### Try it
Lines from the records below that contain the word "this" are to be copied out.

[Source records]
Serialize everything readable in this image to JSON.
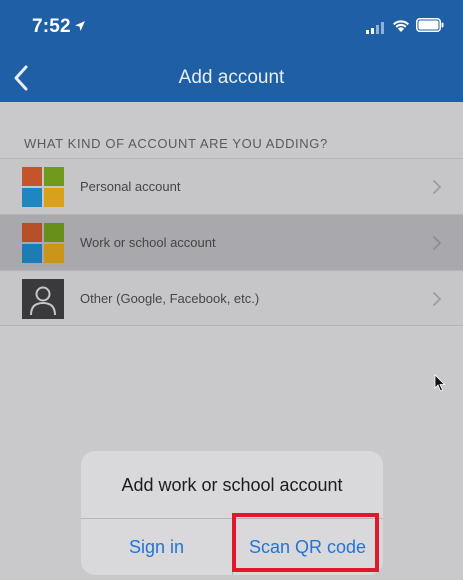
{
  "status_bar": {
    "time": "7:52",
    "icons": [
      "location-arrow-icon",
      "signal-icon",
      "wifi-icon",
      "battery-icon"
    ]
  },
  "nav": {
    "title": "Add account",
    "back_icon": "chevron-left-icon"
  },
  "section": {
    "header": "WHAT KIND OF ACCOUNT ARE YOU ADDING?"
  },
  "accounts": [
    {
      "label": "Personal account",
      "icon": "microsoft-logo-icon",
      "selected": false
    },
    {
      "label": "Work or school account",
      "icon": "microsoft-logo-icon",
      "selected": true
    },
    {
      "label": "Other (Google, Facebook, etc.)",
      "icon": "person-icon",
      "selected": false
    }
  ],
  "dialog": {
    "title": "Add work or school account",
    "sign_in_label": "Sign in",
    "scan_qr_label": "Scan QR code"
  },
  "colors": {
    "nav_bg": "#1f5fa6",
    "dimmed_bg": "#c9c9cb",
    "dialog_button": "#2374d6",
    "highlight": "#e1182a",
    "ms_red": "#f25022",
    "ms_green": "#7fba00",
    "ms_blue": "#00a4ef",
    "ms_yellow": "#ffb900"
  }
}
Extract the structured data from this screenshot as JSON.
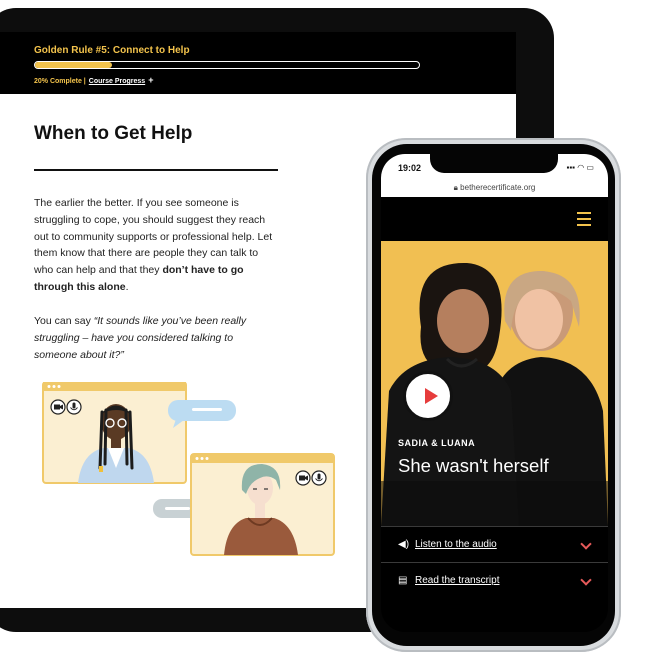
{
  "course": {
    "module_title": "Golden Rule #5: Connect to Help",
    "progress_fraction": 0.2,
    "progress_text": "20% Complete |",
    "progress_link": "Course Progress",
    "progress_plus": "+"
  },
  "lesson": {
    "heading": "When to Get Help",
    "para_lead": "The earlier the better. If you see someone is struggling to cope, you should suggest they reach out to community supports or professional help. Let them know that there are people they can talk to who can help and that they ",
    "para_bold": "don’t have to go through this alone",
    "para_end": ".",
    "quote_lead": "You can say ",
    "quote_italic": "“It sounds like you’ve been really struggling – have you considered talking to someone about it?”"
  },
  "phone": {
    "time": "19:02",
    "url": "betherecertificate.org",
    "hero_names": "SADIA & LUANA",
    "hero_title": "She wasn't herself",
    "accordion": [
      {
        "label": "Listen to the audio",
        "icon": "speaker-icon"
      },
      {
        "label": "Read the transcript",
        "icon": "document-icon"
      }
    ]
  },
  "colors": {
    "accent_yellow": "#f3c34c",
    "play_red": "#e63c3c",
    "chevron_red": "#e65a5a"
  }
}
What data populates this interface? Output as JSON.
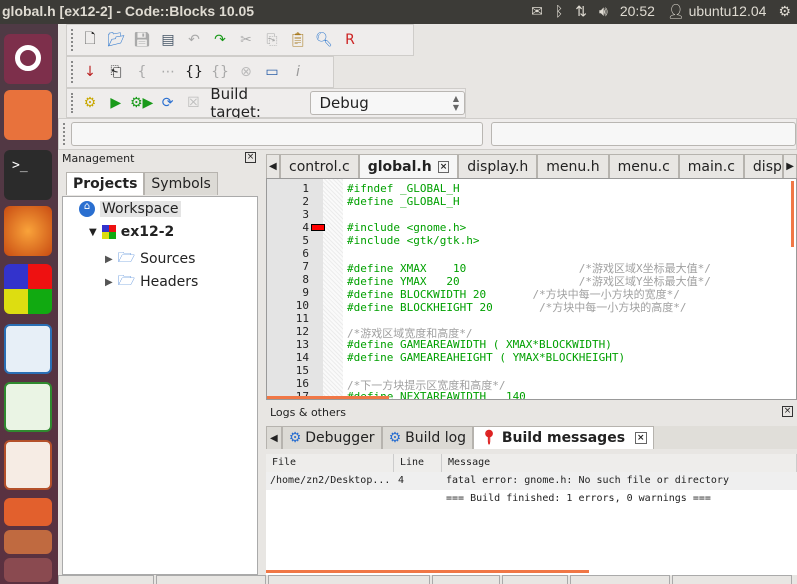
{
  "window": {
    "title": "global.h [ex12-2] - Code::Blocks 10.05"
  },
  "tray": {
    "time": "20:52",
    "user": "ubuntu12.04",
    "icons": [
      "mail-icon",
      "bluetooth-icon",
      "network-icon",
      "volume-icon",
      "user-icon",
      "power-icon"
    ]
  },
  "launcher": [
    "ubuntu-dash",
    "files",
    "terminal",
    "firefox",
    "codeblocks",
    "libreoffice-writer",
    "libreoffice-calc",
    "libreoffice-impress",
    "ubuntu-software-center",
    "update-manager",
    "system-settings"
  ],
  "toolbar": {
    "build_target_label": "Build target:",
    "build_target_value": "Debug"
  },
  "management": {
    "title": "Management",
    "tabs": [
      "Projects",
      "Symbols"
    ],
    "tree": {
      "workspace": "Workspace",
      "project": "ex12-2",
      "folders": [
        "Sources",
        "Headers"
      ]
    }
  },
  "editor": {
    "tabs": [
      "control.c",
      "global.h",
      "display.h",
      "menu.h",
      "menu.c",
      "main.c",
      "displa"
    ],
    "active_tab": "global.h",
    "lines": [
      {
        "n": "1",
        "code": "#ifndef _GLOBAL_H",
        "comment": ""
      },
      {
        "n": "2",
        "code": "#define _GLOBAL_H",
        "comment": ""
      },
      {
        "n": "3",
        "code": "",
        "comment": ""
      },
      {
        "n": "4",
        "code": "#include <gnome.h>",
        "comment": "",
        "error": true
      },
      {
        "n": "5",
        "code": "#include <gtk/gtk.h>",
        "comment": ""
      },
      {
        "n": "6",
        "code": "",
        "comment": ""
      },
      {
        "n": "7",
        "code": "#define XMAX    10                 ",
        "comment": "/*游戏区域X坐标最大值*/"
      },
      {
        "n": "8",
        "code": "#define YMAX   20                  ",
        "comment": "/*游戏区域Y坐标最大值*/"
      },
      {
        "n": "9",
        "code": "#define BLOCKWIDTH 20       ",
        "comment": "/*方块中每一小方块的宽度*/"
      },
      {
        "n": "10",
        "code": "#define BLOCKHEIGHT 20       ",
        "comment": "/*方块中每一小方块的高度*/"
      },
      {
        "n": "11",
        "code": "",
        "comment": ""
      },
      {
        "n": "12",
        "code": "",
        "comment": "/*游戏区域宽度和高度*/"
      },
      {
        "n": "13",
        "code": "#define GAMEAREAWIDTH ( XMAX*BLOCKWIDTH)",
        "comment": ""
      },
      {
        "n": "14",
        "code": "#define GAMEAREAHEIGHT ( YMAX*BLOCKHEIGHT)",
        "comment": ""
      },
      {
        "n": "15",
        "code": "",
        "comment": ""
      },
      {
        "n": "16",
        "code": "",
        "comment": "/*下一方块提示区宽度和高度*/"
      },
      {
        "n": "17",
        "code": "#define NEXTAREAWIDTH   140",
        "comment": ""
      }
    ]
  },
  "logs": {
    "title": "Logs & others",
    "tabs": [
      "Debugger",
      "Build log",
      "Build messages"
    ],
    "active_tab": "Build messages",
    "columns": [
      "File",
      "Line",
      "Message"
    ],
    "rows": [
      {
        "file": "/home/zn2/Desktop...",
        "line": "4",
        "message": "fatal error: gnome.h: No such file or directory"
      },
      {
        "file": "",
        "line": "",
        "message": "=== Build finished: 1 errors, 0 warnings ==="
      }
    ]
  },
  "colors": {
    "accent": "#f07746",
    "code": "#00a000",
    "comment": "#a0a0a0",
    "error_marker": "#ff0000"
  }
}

### Problem solution
Serialize everything readable in this image to JSON.
Extract the structured data from this screenshot as JSON.
    "para_bold": "don’t have to go through this alone",
What data populates this interface? Output as JSON.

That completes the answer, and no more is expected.